Next, the teams moved on to the Frank & Oak warehouse where they learned all about the massive amount of work and effort that goes into shipping all of the product out. Hicham also highlighted how, as much as possible, they try and keep everything in house. This means that from beginning to end, the shipping process is completely managed by them. They’re even building their own warehouse management system.


The tour moved on to their upstairs office space where we went through each department of the company and got to meet some employees. Along the way, Hicham grabbed employees who were passing by and asked them to give the teams words of advice on building a company, startups and even just life itself. What really resonated with the FounderFuel Founders was that Hicham knew the name and hiring date of every single one of his employees, an impressive feat with a company that’s gone from 8 employees to over 100 in under 18 months.


We ended up in their kitchen space and listened to a short talk on the history of Frank & Oak and some of the key startup lessons that they learned along the way.

Hicham’s final words of advice were to just never stop, don’t give up and have the courage to accomplish greatness.

Day 38: Life’s too short for crappy UX

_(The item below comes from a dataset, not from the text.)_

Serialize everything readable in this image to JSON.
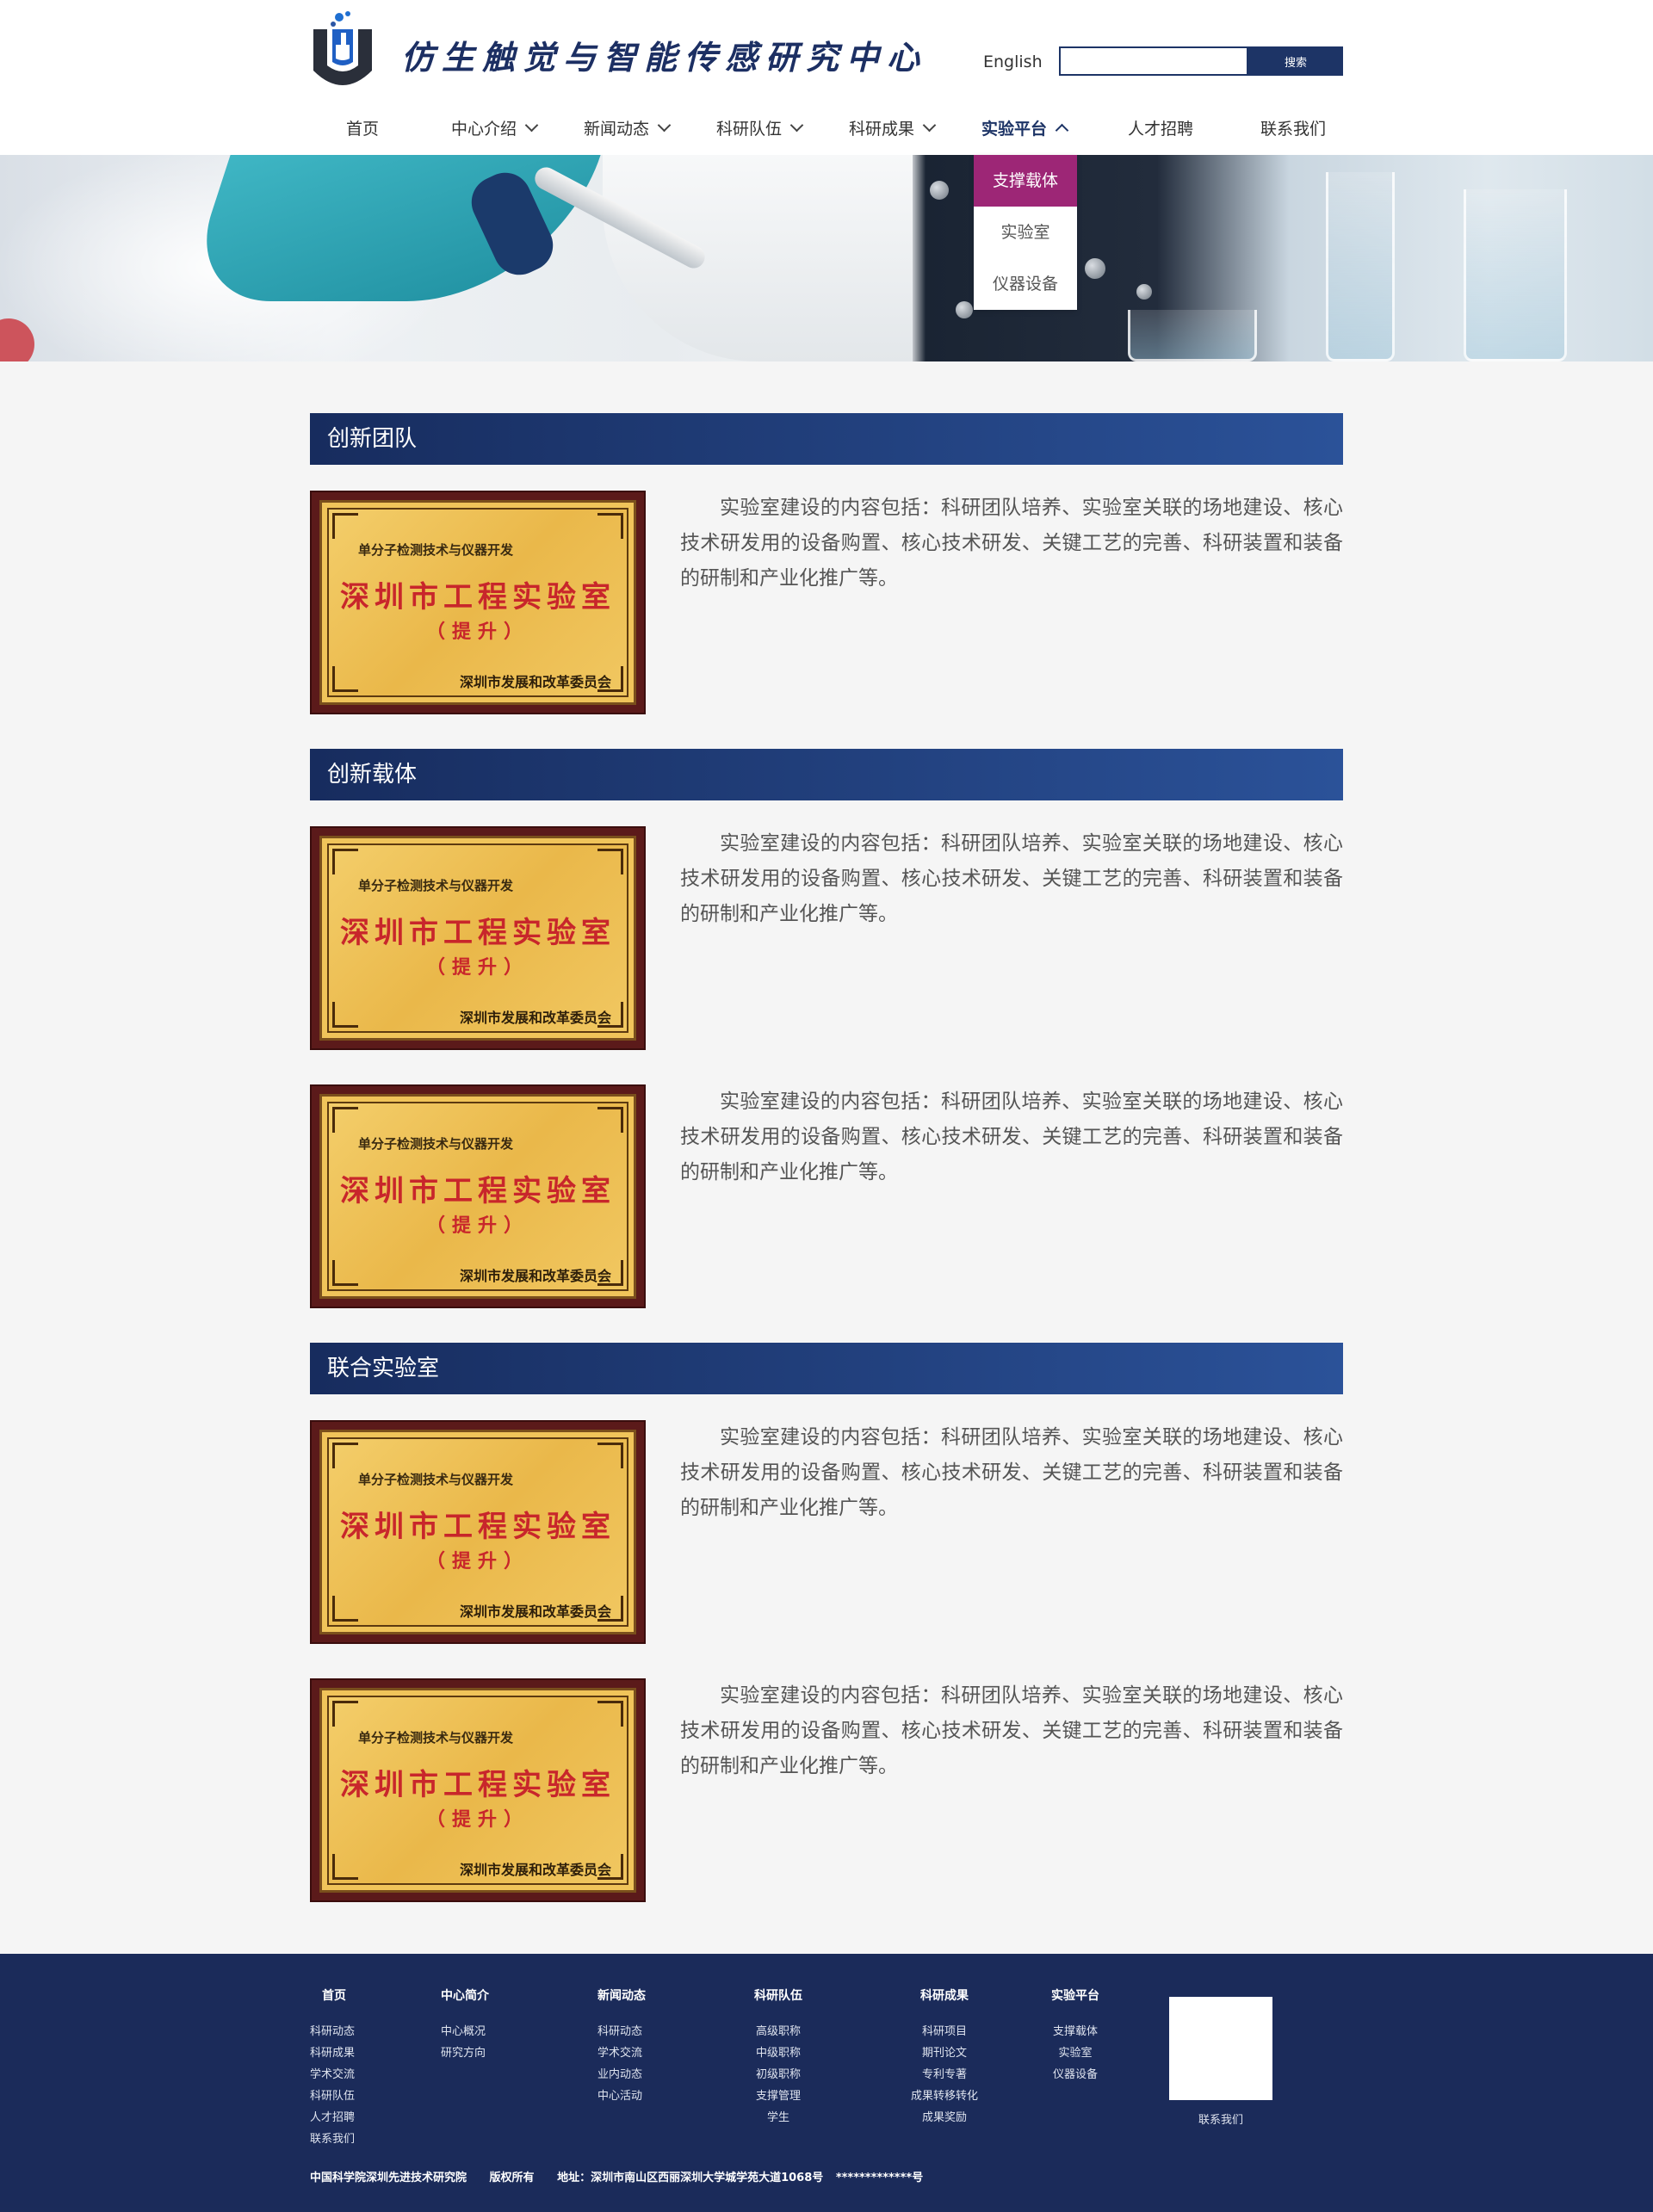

March 26, 2014 at 11:20 am

Here’s a little sometin’ sometin’ to get us all through hump day. Enjoy!

Day 37: The Substance of Silicon Valley

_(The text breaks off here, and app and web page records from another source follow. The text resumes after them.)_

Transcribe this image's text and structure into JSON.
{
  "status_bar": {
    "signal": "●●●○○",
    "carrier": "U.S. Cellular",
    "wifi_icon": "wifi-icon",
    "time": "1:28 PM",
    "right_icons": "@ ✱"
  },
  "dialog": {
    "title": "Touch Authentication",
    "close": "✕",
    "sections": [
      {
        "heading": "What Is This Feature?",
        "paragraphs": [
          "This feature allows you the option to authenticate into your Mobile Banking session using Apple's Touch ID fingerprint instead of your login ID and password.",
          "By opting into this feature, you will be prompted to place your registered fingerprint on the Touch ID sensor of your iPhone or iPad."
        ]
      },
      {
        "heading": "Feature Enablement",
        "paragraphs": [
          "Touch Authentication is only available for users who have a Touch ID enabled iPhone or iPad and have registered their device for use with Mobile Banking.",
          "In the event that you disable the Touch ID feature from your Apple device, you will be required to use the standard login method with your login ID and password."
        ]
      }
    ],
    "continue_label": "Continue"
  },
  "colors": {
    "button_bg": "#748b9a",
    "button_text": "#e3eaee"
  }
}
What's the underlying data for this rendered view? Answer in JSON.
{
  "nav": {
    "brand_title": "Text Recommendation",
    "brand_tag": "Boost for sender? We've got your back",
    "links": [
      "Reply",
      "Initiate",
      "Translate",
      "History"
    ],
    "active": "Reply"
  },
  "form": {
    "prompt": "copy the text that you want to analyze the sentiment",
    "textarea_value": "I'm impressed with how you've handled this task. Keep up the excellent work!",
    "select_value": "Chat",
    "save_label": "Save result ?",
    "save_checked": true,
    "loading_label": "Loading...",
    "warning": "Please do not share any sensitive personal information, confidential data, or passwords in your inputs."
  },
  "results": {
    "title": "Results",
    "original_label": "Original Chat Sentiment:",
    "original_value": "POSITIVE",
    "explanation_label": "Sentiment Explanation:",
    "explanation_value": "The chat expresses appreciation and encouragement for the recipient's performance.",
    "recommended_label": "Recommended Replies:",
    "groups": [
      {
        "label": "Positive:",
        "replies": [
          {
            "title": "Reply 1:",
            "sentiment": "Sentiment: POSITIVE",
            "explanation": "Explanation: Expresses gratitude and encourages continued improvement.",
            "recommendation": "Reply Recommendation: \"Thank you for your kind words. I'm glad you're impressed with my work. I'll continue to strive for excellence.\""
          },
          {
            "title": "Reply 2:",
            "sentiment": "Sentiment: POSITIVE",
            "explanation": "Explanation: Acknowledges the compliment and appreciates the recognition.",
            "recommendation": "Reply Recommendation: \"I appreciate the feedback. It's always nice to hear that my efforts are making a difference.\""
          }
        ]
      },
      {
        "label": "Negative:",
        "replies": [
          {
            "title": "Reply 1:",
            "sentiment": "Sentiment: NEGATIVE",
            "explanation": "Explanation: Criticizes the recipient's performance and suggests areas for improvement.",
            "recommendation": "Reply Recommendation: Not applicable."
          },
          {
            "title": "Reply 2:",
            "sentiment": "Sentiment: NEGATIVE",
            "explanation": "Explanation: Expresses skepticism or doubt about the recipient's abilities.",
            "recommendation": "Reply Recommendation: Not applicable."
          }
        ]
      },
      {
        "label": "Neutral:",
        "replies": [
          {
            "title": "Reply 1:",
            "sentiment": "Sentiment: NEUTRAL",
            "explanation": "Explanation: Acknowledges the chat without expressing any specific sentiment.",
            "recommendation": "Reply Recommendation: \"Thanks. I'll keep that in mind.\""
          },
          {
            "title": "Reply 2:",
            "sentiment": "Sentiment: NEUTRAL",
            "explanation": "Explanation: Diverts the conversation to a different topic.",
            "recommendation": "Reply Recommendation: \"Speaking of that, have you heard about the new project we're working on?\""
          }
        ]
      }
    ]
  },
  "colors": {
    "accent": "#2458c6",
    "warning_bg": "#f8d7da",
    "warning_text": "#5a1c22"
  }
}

March 25, 2014 at 3:36 pm

The teams got a visit from today from the awesome Aron Solomon who came to talk to them about The Substance of Silicon Valley.


During his talk, he highlighted 10 key features of Silicon Valley that anyone wanting to do business there should understand.

Here are some of the key takeaways from his talk.

1. Innovation produces growth

2. The Valley is almost exclusively a knowledge economy

3. The pace of the Valley is faster than almost anywhere in the world and never stops (or sleeps!)

4. Everyone wants to fail fast and grow huge

What are your thoughts on the Valley? Leave them in the comments


Day 36: How to perform inception on your customers

March 24, 2014 at 10:28 am

There was an interesting post published in Medium recently, entitled The Single Most Important Startup Lesson: How to Perform Inception on Your Customers.

In the post, James Faghmous, explains that within a startup, the customer is the key to your success and to get that customer you must always start with the most basic value that your business creates for them and then go from there. As competition within the startup world explodes, it’s becoming increasingly more important to pull in customers and keep them loyal to your company. More often than not, this is seen as secondary to other aspects of building your business. Unfortunately, what a lot of founders realize too late is that you don’t have a business without the customer. So, how exactly does one go about doing this? Inception or course! You must plant the idea in their mind. Basically, convince your customer that they made the decision to go with your product.

One of the key points within the post explains that, “Just like with an inception, starting a business requires some thinking and planning ahead — well before you write a single line of code or make a sales call. Taking the time to distill your business to its most fundamental concept — how it makes the lives of its customers better — will save you a lot of time, money, and agony down the line.”

Check out the post to find out the step by step on how to perform “inception” on your customers.

Day 35: How did your board meeting go?

March 21, 2014 at 3:14 pm

This week was when the teams were supposed to hold their first formal meetings with their FounderFuel Board. We encouraged them to think outside the box and hold fun and creative meetings to really pull their board members in. As far as we can tell, these meetings were hugely successful.


For this Friday’s “interview” with the teams, we decided to ask them their thoughts on how these meetings went.

“Amazing! They really responded well to our vision and our product”

“The lead-up was stressful but it was worth it in the end”

“We didn’t have ours yet, we had to postpone. Sadface”

“Stressful!!! But everyone responded really well!”

All in all, seems like a successful week for the teams!

Think your team has what it takes?